• [REQUIREMENT]
Determine how many lines in these records hold "time". Only the number is wanted.

Excerpts from an interface dataset:

┄┄┄┄┄┄┄┄┄┄

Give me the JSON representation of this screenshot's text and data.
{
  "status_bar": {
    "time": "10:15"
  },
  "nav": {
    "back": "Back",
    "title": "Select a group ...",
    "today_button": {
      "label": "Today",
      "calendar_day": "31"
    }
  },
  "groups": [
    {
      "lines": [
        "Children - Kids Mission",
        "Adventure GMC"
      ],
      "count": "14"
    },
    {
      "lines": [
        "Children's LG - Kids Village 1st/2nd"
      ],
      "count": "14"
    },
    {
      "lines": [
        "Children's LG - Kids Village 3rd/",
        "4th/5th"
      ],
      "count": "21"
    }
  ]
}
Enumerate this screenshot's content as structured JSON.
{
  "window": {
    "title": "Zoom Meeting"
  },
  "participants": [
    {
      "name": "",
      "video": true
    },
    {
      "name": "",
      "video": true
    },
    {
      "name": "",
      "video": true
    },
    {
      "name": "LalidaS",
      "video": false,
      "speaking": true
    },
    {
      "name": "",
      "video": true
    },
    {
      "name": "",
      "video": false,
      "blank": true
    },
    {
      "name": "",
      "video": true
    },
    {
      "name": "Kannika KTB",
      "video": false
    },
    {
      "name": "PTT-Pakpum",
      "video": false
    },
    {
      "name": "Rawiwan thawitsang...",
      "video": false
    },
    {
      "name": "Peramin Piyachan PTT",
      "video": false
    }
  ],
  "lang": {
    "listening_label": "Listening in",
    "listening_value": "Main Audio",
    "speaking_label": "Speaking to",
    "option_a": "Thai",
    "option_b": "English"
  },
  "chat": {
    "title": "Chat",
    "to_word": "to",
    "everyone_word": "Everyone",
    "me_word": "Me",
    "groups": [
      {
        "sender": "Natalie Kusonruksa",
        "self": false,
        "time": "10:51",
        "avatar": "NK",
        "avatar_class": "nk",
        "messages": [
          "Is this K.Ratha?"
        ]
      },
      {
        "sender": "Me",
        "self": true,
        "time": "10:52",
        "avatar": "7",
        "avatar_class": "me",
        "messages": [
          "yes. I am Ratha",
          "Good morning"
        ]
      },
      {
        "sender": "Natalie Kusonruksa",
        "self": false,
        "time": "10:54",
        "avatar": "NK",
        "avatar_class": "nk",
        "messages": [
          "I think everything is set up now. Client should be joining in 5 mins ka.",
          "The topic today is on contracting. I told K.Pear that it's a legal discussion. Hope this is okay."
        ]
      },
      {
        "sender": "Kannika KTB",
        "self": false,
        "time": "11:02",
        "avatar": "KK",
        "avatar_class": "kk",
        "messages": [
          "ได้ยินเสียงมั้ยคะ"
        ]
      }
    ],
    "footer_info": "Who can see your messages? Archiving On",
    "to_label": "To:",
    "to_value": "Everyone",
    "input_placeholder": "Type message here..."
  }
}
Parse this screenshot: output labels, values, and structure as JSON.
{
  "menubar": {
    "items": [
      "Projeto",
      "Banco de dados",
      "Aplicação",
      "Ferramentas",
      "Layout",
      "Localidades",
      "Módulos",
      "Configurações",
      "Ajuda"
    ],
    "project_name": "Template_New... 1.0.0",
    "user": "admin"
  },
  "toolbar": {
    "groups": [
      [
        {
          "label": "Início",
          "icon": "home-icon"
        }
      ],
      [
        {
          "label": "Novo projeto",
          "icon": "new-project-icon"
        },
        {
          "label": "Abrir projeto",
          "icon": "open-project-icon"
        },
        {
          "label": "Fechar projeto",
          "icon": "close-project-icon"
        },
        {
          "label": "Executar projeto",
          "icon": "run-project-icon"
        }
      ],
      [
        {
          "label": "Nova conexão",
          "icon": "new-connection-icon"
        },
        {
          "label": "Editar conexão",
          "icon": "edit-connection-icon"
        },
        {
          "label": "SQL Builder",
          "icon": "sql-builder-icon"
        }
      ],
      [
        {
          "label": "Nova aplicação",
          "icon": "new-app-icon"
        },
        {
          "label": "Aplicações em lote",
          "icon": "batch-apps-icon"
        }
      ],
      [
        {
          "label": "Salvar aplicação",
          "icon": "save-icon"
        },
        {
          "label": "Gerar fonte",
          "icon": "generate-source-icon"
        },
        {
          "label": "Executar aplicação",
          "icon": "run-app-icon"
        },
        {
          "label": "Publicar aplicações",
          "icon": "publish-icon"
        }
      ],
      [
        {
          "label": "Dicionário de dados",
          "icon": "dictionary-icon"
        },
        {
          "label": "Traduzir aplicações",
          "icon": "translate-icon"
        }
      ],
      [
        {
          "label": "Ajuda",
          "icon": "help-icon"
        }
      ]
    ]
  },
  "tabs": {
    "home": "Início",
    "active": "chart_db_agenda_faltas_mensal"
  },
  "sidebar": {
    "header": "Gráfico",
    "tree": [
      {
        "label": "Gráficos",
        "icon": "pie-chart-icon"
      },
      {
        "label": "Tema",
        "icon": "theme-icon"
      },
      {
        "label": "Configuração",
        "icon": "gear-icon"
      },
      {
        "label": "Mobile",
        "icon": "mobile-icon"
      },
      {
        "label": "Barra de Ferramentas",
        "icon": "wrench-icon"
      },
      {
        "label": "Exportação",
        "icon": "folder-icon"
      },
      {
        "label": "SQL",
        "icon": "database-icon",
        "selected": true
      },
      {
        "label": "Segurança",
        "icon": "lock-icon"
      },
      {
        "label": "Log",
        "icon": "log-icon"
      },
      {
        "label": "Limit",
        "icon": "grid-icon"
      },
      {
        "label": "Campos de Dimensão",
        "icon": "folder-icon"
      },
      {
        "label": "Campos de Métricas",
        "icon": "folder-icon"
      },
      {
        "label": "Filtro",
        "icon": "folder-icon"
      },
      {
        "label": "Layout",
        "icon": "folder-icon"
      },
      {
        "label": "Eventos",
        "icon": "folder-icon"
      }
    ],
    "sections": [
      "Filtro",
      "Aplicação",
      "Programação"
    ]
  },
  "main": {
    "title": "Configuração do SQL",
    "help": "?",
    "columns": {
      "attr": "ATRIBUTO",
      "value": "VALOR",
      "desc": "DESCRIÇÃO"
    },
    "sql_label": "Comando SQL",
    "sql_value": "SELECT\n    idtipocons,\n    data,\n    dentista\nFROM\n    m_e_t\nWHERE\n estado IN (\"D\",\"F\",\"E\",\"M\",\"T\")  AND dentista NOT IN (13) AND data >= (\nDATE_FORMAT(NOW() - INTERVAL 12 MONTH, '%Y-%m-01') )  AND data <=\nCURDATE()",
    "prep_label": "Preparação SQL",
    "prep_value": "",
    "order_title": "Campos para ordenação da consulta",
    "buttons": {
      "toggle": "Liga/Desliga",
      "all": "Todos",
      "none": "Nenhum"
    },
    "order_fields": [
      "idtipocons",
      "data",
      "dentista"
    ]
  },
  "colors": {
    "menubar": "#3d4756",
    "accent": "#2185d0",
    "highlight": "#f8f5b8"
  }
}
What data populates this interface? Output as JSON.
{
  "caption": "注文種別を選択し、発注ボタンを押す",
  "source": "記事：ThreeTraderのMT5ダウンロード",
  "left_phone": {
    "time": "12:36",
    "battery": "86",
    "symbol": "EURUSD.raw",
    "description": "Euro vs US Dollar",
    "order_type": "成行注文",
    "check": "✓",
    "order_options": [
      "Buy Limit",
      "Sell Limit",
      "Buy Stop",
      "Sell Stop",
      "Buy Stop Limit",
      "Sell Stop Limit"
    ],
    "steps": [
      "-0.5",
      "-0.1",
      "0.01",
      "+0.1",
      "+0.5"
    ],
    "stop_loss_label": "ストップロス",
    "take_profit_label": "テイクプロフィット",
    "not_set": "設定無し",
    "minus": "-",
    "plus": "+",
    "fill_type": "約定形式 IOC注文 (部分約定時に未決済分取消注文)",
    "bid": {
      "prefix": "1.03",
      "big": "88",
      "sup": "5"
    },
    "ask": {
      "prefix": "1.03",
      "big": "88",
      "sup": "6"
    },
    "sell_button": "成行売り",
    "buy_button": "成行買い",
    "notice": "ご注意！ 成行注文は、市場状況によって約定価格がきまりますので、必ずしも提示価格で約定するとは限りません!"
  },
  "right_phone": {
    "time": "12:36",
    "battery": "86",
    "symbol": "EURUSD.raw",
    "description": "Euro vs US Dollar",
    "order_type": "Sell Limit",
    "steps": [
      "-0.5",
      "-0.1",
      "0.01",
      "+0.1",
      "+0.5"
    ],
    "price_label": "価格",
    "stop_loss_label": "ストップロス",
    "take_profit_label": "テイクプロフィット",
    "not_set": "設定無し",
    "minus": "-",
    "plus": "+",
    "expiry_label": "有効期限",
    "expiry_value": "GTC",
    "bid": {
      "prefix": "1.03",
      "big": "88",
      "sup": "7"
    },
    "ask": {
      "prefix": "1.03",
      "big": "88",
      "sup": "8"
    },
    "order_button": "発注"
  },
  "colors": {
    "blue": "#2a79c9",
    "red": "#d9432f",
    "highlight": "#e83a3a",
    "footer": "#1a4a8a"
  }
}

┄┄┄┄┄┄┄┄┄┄

• [SOLUTION TO THE EXERCISE]
7